Understanding the operation and use of high temperature electrochemical corrosion rate probes Page: 4 of 10
This article is part of the collection entitled: Office of Scientific & Technical Information Technical Reports and was provided to Digital Library by the UNT Libraries Government Documents Department.
The following text was automatically extracted from the image on this page using optical character recognition software:
measured every 7 minutes to calculate the mass loss which was then divided by exposure time.
Qualitative Response of ECR Probes
Corrosion rates (mm/y) as a function of time, temperature, and water vapor content are shown in
Figure 3 for an ash-covered 4130 CS ECR probe exposed to air. The relatively high corrosion rate at the
beginning of the experiment is thought to be due to the abundance of water present in the slurry-added
ash. Note that after the temperature exceeded approximately 2000C the corrosion rate decreased rapidly
from 10 to approximately 0.02 mm/y. This is due to the drying of the ash. The corrosion rate in this
experiment appears to respond well to increases and decreases in temperature. Water concentration up to
10% did not seem to affect the measured corrosion rate in a positive manner, but there was a significant
decrease in corrosion rate when the water was unintentionally turned off at approximately 90 hours after
the start of the experiment. The addition of 15% water after the temperature reached 7000C appeared to
have a significant effect on the corrosion rate. It is well known that water vapor causes accelerated
corrosion in some high temperature environments8.
Figure 3 - Effect of time and temperature and the addition of water vapor on the corrosion
rate of mild steel.
A pitting or localized corrosion factor and the Stern-Geary constant (B) were measured for the
experiment shown in Figure 3. Pitting factor showed no correlation to any of the process variable
changes and was low, below 0.01, for the majority of the experiment. Interpretation of pitting and the
pitting factor at high temperatures is not routine and will require more research to determine what the
pitting factor represents in such cases. The average Stern-Geary factor measured for this experiment was
0.0117 V/decade, a value much lower than the 0.020 to 0.030 V/decade that is commonly assumed for
corrosion processes. One use for this measured value of B is to allow a more accurate calculation of
corrosion rate when using equation (1). The Stern-Geary constant and the Tafel constants that are used to
Corros ion Rate Tem e rature
-H20 H2O Off
10% H2O 15% H20
Here’s what’s next.

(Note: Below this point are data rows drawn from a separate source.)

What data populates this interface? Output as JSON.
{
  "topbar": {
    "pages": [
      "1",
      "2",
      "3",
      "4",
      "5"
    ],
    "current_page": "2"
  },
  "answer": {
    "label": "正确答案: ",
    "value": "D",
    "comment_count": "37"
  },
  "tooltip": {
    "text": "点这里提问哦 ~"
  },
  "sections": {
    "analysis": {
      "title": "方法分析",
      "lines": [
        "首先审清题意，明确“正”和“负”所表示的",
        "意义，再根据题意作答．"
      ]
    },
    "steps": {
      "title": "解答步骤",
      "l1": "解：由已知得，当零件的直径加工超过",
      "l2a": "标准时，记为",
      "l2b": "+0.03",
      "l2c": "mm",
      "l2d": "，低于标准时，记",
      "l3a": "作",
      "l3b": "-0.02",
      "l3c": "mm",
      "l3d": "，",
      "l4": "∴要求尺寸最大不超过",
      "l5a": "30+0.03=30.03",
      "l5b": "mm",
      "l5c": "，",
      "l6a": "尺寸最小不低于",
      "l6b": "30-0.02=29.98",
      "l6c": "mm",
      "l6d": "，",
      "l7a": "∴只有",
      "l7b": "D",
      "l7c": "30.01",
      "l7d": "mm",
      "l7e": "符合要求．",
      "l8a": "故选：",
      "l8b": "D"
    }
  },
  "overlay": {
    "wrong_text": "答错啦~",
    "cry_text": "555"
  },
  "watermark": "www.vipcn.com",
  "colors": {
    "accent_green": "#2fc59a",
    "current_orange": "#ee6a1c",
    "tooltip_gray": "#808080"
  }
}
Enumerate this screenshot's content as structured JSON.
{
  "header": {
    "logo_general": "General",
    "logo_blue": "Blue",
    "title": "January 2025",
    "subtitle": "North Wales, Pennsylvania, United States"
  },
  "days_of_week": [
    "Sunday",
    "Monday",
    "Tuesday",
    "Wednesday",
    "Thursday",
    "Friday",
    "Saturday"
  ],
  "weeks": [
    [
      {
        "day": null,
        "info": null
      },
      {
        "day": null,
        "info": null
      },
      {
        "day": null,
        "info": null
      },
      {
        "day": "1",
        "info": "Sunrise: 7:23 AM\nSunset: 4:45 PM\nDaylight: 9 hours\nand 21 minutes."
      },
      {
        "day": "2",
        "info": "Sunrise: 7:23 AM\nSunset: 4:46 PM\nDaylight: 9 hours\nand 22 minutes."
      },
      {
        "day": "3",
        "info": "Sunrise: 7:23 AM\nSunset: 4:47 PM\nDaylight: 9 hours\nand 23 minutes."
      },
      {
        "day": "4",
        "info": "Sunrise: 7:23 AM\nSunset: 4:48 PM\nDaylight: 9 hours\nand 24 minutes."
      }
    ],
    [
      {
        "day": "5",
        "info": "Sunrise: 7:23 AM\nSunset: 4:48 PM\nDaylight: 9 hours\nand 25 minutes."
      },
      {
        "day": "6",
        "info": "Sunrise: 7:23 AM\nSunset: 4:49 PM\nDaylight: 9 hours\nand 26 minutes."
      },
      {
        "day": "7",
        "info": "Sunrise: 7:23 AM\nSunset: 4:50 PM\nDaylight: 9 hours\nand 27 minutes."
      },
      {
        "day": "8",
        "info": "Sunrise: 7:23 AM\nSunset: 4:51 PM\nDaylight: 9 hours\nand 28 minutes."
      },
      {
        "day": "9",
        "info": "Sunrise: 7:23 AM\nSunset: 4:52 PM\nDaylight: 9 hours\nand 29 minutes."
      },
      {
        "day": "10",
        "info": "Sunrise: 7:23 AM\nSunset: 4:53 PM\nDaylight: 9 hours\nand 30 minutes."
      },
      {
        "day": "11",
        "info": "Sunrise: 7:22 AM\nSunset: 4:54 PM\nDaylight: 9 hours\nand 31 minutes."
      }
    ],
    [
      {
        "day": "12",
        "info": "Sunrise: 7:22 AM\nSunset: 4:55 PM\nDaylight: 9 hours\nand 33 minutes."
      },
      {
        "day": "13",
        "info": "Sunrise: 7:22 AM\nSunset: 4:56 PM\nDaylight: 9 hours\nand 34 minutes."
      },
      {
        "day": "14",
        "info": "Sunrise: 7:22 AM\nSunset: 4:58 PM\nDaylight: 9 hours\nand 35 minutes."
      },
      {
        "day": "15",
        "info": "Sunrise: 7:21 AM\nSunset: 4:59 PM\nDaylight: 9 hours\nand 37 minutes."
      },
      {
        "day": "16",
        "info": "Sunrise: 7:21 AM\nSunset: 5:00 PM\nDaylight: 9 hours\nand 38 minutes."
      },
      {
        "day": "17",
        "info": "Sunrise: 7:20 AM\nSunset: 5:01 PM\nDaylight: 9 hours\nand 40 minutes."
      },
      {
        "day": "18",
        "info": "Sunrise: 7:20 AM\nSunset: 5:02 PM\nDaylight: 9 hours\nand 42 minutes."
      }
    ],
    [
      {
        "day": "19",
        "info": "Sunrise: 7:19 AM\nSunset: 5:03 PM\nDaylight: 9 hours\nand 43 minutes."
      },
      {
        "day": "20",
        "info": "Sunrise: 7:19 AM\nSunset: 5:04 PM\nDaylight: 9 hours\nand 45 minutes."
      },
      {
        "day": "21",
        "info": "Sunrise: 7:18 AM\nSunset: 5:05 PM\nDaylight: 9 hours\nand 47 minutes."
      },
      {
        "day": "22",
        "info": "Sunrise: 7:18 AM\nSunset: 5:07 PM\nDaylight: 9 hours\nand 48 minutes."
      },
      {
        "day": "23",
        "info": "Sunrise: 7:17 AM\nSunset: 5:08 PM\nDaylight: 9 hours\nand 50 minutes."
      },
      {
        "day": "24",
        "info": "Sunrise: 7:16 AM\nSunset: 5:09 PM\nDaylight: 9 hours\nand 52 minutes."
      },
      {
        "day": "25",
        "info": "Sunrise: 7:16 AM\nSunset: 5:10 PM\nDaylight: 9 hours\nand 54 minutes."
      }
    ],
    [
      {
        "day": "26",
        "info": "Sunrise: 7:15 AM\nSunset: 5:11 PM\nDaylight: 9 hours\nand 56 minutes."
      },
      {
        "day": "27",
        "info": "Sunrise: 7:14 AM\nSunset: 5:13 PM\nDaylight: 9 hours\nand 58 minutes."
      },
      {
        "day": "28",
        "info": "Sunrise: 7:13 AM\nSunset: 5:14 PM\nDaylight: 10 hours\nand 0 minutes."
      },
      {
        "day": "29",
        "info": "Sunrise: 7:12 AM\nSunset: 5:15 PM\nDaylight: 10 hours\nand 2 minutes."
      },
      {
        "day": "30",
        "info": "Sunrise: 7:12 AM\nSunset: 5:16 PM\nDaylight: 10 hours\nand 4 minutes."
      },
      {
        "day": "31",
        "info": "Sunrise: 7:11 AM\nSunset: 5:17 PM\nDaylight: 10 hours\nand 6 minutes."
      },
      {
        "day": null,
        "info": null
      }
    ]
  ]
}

This article can be searched. Note: Results may vary based on the legibility of text within the document.
Tools / Downloads
Get a copy of this page or view the extracted text.
Citing and Sharing
Basic information for referencing this web page. We also provide extended guidance on usage rights, references, copying or embedding.
Reference the current page of this Article.
Covino, Bernard S., Jr.; Bullard, Sophie J.; Cramer, Stephen D.; Holcomb, Gordon R.; Ziomek-Moroz, M.; Cayard, Michael S. (InterCorr International Inc.) et al. Understanding the operation and use of high temperature electrochemical corrosion rate probes, article, January 1, 2004; (digital.library.unt.edu/ark:/67531/metadc881055/m1/4/: accessed December 13, 2018), University of North Texas Libraries, Digital Library, digital.library.unt.edu; crediting UNT Libraries Government Documents Department.